Post by: Pay_My_Claims on January 12, 2010, 09:51:55 PM
http://www.medscape.com/viewarticle/705520

http://www.cms.hhs.gov/MLNMattersArticles/downloads/MM5613.pdf
Title: Re: charging for no show appts
Post by: PMRNC on January 20, 2010, 10:28:07 AM
I see both angles to this but I also see reality.  A no-show is billing for services NOT rendered.. insurance companies don't pay them and patients that are billed these have recourse for legally NOT paying it. These basically are there to "defer" the patient, but providers should be warned that if push comes to shove they won't be successful at getting these reported to credit bureau's.
Title: Re: charging for no show appts
Post by: Sportsmom on January 21, 2010, 08:07:11 PM
When I read the below stmt I  take it as you can bill for missed appts but we can't bill a BCBS client
$ 55.00 and a medicare client $70.11.
I hate that we bill for missed appts fee. I had to bill a client today $ 92.00 for her missed appt fee becuase she got suck at work and could not make her appt. But that is what the provider would have been paid if she made her appt.

CMS policy allows physicians, providers, and suppliers to charge Medicare beneficiaries for missed appointments, provided that they do not discriminate against Medicare beneficiaries but also charge non-Medicare patients for missed appointments and the charges for Medicare and non-Medicare patient are the same. The charge for a missed appointment is not a charge for a service itself (to which the assignment and limiting charge provisions

I have billed for 10 years, but now at the office I work at we have a biller that has taken a class and calls her self a bill. I think she is a data inputer not a biller. She will not bill secondary ins with out me getting very mad, has the office manager. 
Thanks for listen to me tonight.
 
Title: Re: charging for no show appts
Post by: Pay_My_Claims on January 21, 2010, 09:37:16 PM
When I read the below stmt I  take it as you can bill for missed appts but we can't bill a BCBS client
$ 55.00 and a medicare client $70.11.
I hate that we bill for missed appts fee. I had to bill a client today $ 92.00 for her missed appt fee becuase she got suck at work and could not make her appt. But that is what the provider would have been paid if she made her appt.

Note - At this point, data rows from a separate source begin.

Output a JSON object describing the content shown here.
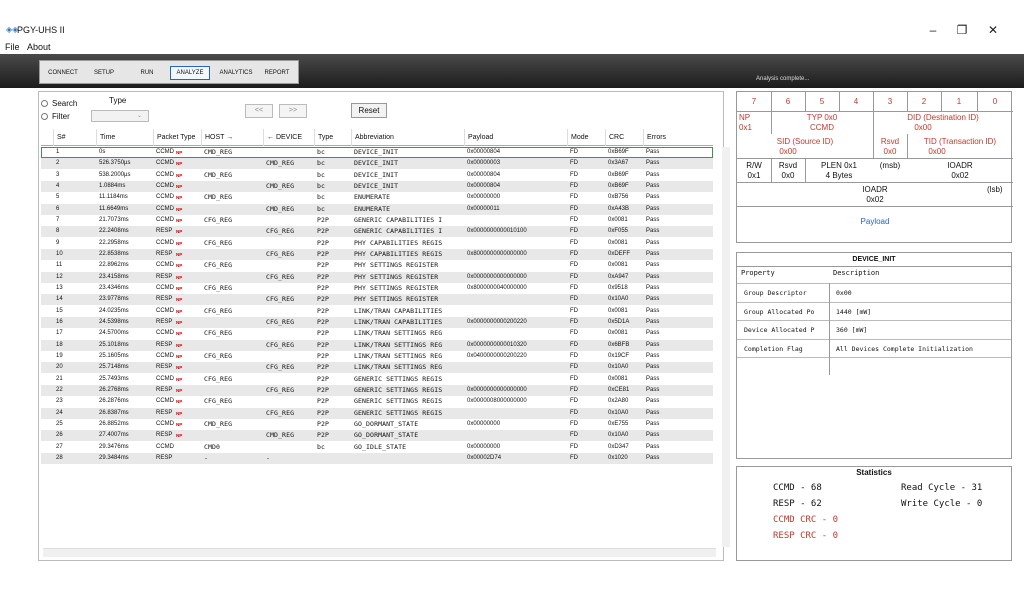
{
  "window": {
    "title": "PGY-UHS II",
    "icon": "app-logo-icon",
    "minimize": "–",
    "maximize": "❐",
    "close": "✕"
  },
  "menu": [
    "File",
    "About"
  ],
  "tabs": [
    {
      "label": "CONNECT",
      "selected": false
    },
    {
      "label": "SETUP",
      "selected": false
    },
    {
      "label": "RUN",
      "selected": false
    },
    {
      "label": "ANALYZE",
      "selected": true
    },
    {
      "label": "ANALYTICS",
      "selected": false
    },
    {
      "label": "REPORT",
      "selected": false
    }
  ],
  "status": "Analysis complete...",
  "search": {
    "label": "Search",
    "filter_label": "Filter",
    "type_label": "Type",
    "prev": "<<",
    "next": ">>",
    "reset": "Reset"
  },
  "columns": [
    "S#",
    "Time",
    "Packet Type",
    "HOST →",
    "← DEVICE",
    "Type",
    "Abbreviation",
    "Payload",
    "Mode",
    "CRC",
    "Errors"
  ],
  "rows": [
    [
      "1",
      "0s",
      "CCMD",
      true,
      "CMD_REG",
      "",
      "bc",
      "DEVICE_INIT",
      "0x00000804",
      "FD",
      "0xB69F",
      "Pass"
    ],
    [
      "2",
      "526.3750µs",
      "CCMD",
      true,
      "",
      "CMD_REG",
      "bc",
      "DEVICE_INIT",
      "0x00000003",
      "FD",
      "0x3A67",
      "Pass"
    ],
    [
      "3",
      "538.2000µs",
      "CCMD",
      true,
      "CMD_REG",
      "",
      "bc",
      "DEVICE_INIT",
      "0x00000804",
      "FD",
      "0xB69F",
      "Pass"
    ],
    [
      "4",
      "1.0884ms",
      "CCMD",
      true,
      "",
      "CMD_REG",
      "bc",
      "DEVICE_INIT",
      "0x00000804",
      "FD",
      "0xB69F",
      "Pass"
    ],
    [
      "5",
      "11.1184ms",
      "CCMD",
      true,
      "CMD_REG",
      "",
      "bc",
      "ENUMERATE",
      "0x00000000",
      "FD",
      "0xB756",
      "Pass"
    ],
    [
      "6",
      "11.6649ms",
      "CCMD",
      true,
      "",
      "CMD_REG",
      "bc",
      "ENUMERATE",
      "0x00000011",
      "FD",
      "0xA43B",
      "Pass"
    ],
    [
      "7",
      "21.7073ms",
      "CCMD",
      true,
      "CFG_REG",
      "",
      "P2P",
      "GENERIC CAPABILITIES I",
      "",
      "FD",
      "0x0081",
      "Pass"
    ],
    [
      "8",
      "22.2408ms",
      "RESP",
      true,
      "",
      "CFG_REG",
      "P2P",
      "GENERIC CAPABILITIES I",
      "0x0000000000010100",
      "FD",
      "0xF055",
      "Pass"
    ],
    [
      "9",
      "22.2958ms",
      "CCMD",
      true,
      "CFG_REG",
      "",
      "P2P",
      "PHY CAPABILITIES REGIS",
      "",
      "FD",
      "0x0081",
      "Pass"
    ],
    [
      "10",
      "22.8538ms",
      "RESP",
      true,
      "",
      "CFG_REG",
      "P2P",
      "PHY CAPABILITIES REGIS",
      "0x8000000000000000",
      "FD",
      "0xDEFF",
      "Pass"
    ],
    [
      "11",
      "22.8962ms",
      "CCMD",
      true,
      "CFG_REG",
      "",
      "P2P",
      "PHY SETTINGS REGISTER",
      "",
      "FD",
      "0x0081",
      "Pass"
    ],
    [
      "12",
      "23.4158ms",
      "RESP",
      true,
      "",
      "CFG_REG",
      "P2P",
      "PHY SETTINGS REGISTER",
      "0x0000000000000000",
      "FD",
      "0xA947",
      "Pass"
    ],
    [
      "13",
      "23.4346ms",
      "CCMD",
      true,
      "CFG_REG",
      "",
      "P2P",
      "PHY SETTINGS REGISTER",
      "0x8000000040000000",
      "FD",
      "0x9518",
      "Pass"
    ],
    [
      "14",
      "23.9778ms",
      "RESP",
      true,
      "",
      "CFG_REG",
      "P2P",
      "PHY SETTINGS REGISTER",
      "",
      "FD",
      "0x10A0",
      "Pass"
    ],
    [
      "15",
      "24.0235ms",
      "CCMD",
      true,
      "CFG_REG",
      "",
      "P2P",
      "LINK/TRAN CAPABILITIES",
      "",
      "FD",
      "0x0081",
      "Pass"
    ],
    [
      "16",
      "24.5398ms",
      "RESP",
      true,
      "",
      "CFG_REG",
      "P2P",
      "LINK/TRAN CAPABILITIES",
      "0x0000000000200220",
      "FD",
      "0x5D1A",
      "Pass"
    ],
    [
      "17",
      "24.5700ms",
      "CCMD",
      true,
      "CFG_REG",
      "",
      "P2P",
      "LINK/TRAN SETTINGS REG",
      "",
      "FD",
      "0x0081",
      "Pass"
    ],
    [
      "18",
      "25.1018ms",
      "RESP",
      true,
      "",
      "CFG_REG",
      "P2P",
      "LINK/TRAN SETTINGS REG",
      "0x0000000000010320",
      "FD",
      "0x6BFB",
      "Pass"
    ],
    [
      "19",
      "25.1605ms",
      "CCMD",
      true,
      "CFG_REG",
      "",
      "P2P",
      "LINK/TRAN SETTINGS REG",
      "0x0400000000200220",
      "FD",
      "0x19CF",
      "Pass"
    ],
    [
      "20",
      "25.7148ms",
      "RESP",
      true,
      "",
      "CFG_REG",
      "P2P",
      "LINK/TRAN SETTINGS REG",
      "",
      "FD",
      "0x10A0",
      "Pass"
    ],
    [
      "21",
      "25.7493ms",
      "CCMD",
      true,
      "CFG_REG",
      "",
      "P2P",
      "GENERIC SETTINGS REGIS",
      "",
      "FD",
      "0x0081",
      "Pass"
    ],
    [
      "22",
      "26.2768ms",
      "RESP",
      true,
      "",
      "CFG_REG",
      "P2P",
      "GENERIC SETTINGS REGIS",
      "0x0000000000000000",
      "FD",
      "0xCE81",
      "Pass"
    ],
    [
      "23",
      "26.2876ms",
      "CCMD",
      true,
      "CFG_REG",
      "",
      "P2P",
      "GENERIC SETTINGS REGIS",
      "0x0000008000000000",
      "FD",
      "0x2A80",
      "Pass"
    ],
    [
      "24",
      "26.8387ms",
      "RESP",
      true,
      "",
      "CFG_REG",
      "P2P",
      "GENERIC SETTINGS REGIS",
      "",
      "FD",
      "0x10A0",
      "Pass"
    ],
    [
      "25",
      "26.8852ms",
      "CCMD",
      true,
      "CMD_REG",
      "",
      "P2P",
      "GO_DORMANT_STATE",
      "0x00000000",
      "FD",
      "0xE755",
      "Pass"
    ],
    [
      "26",
      "27.4007ms",
      "RESP",
      true,
      "",
      "CMD_REG",
      "P2P",
      "GO_DORMANT_STATE",
      "",
      "FD",
      "0x10A0",
      "Pass"
    ],
    [
      "27",
      "29.3476ms",
      "CCMD",
      false,
      "CMD0",
      "",
      "bc",
      "GO_IDLE_STATE",
      "0x00000000",
      "FD",
      "0xD347",
      "Pass"
    ],
    [
      "28",
      "29.3484ms",
      "RESP",
      false,
      "-",
      "-",
      "",
      "",
      "0x00002D74",
      "FD",
      "0x1020",
      "Pass"
    ]
  ],
  "np_mark": "NP",
  "packet": {
    "bits": [
      "7",
      "6",
      "5",
      "4",
      "3",
      "2",
      "1",
      "0"
    ],
    "np": "NP",
    "np_val": "0x1",
    "typ": "TYP 0x0",
    "typ_val": "CCMD",
    "did": "DID (Destination ID)",
    "did_val": "0x00",
    "sid": "SID (Source ID)",
    "sid_val": "0x00",
    "rsvd": "Rsvd",
    "rsvd_val": "0x0",
    "tid": "TID (Transaction ID)",
    "tid_val": "0x00",
    "rw": "R/W",
    "rw_val": "0x1",
    "rsvd2": "Rsvd",
    "rsvd2_val": "0x0",
    "plen": "PLEN 0x1",
    "plen_val": "4 Bytes",
    "msb": "(msb)",
    "ioadr": "IOADR",
    "ioadr_val": "0x02",
    "ioadr2": "IOADR",
    "lsb": "(lsb)",
    "ioadr2_val": "0x02",
    "payload": "Payload"
  },
  "device": {
    "title": "DEVICE_INIT",
    "h_prop": "Property",
    "h_desc": "Description",
    "rows": [
      [
        "Group Descriptor",
        "0x00"
      ],
      [
        "Group Allocated Po",
        "1440 [mW]"
      ],
      [
        "Device Allocated P",
        "360 [mW]"
      ],
      [
        "Completion Flag",
        "All Devices Complete Initialization"
      ],
      [
        "",
        ""
      ]
    ]
  },
  "stats": {
    "title": "Statistics",
    "ccmd": "CCMD - 68",
    "resp": "RESP - 62",
    "ccmd_crc": "CCMD CRC - 0",
    "resp_crc": "RESP CRC - 0",
    "read": "Read Cycle - 31",
    "write": "Write Cycle - 0"
  },
  "colors": {
    "accent": "#2a63c7",
    "red": "#c0392b",
    "select": "#3a9a3a"
  }
}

CMS policy allows physicians, providers, and suppliers to charge Medicare beneficiaries for missed appointments, provided that they do not discriminate against Medicare beneficiaries but also charge non-Medicare patients for missed appointments and the charges for Medicare and non-Medicare patient are the same. The charge for a missed appointment is not a charge for a service itself (to which the assignment and limiting charge provisions

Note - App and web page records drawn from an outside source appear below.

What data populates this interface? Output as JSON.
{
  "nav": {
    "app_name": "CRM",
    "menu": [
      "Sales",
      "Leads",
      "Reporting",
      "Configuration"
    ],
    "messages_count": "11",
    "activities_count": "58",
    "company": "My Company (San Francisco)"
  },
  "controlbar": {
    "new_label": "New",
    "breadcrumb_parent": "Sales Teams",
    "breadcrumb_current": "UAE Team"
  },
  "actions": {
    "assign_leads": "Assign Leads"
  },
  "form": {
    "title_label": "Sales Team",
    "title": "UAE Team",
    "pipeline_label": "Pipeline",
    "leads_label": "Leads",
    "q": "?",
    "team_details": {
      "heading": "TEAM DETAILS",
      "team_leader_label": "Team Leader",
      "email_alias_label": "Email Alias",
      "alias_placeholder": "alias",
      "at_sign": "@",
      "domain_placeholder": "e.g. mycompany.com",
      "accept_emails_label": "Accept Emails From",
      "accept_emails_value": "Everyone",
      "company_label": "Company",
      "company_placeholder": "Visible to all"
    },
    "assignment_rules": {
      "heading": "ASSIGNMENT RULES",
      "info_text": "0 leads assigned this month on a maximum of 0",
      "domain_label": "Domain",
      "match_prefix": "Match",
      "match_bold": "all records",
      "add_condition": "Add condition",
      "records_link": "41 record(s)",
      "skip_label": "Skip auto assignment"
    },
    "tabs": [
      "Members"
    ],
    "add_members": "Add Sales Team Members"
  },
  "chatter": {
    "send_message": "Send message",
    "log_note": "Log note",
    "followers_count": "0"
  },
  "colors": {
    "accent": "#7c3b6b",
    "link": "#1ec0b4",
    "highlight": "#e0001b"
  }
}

I have billed for 10 years, but now at the office I work at we have a biller that has taken a class and calls her self a bill. I think she is a data inputer not a biller. She will not bill secondary ins with out me getting very mad, has the office manager. 
Thanks for listen to me tonight.
 

Like I said previously, and Linda confirmed (thanks) You can't bill for services you DIDN'T  receive. A no-show is a no-show. It is a set fee to prevent no-show appts.  If I could find out who this provider is, he would be in SERIOUS trouble!! There is no way I would get a bill for a service I didn't receive and pay for it. I would LOVE for him to take me to court over it. ............
Title: Re: charging for no show appts
Post by: Meli on January 22, 2010, 09:57:50 AM
I wonder how the patients feel about this provider or what the patient turn over rate is at this office.  This does not show patient goodwill to me.  Is there a discount given when the office overbooks appointments and the patients have to wait past their appointment time or when the doctor hasn't even arrived at the office yet to begin seeing the patients?  I doubt it.  I think some things should be water under the bridge.

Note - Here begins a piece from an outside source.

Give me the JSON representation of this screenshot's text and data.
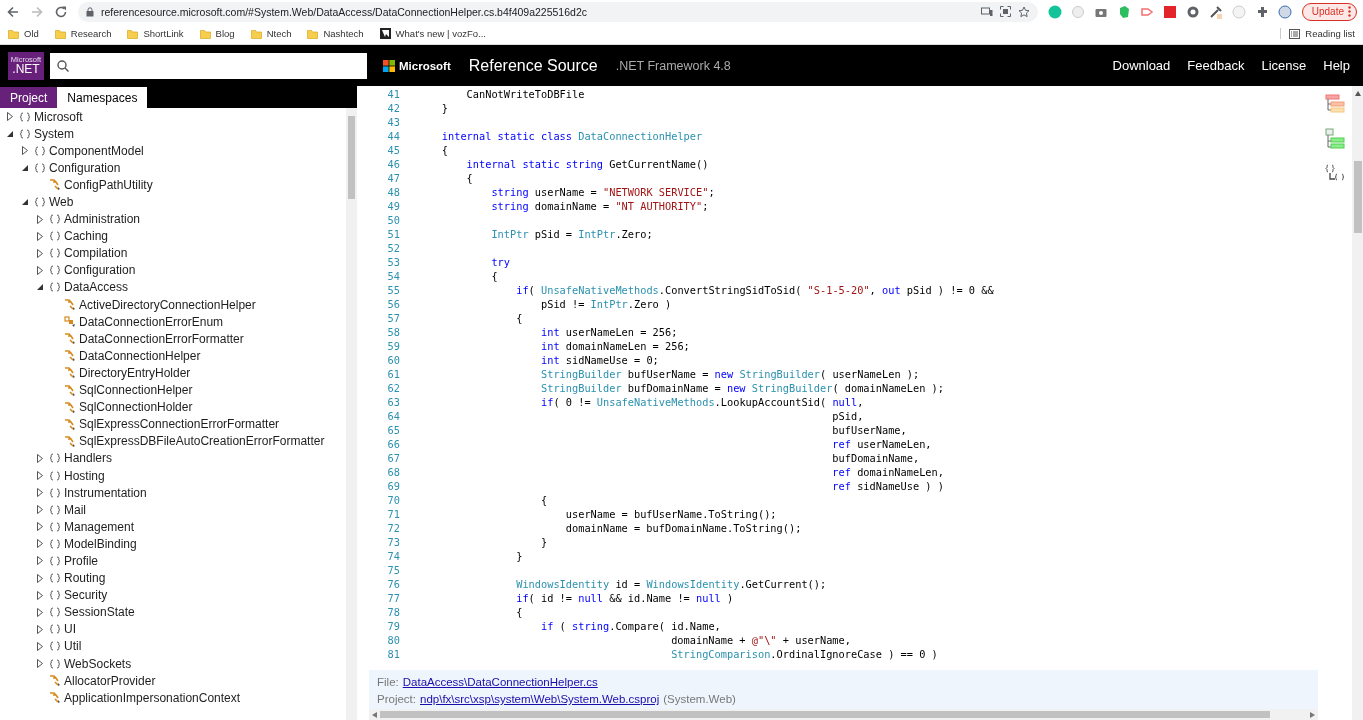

Melissa
Title: Re: charging for no show appts
Post by: PMRNC on January 26, 2010, 12:49:20 PM
Bottom line is you can charge the patient a missed appointment fee. However the ones that don't pay you will end up writing them off, credit bureau's are choosing not to report these because of the wasted time since a patient can dispute this on their credit report VERY easily. I advise my clients who do charge it, not to stop doing it but we write it off if we have sent 3 statements.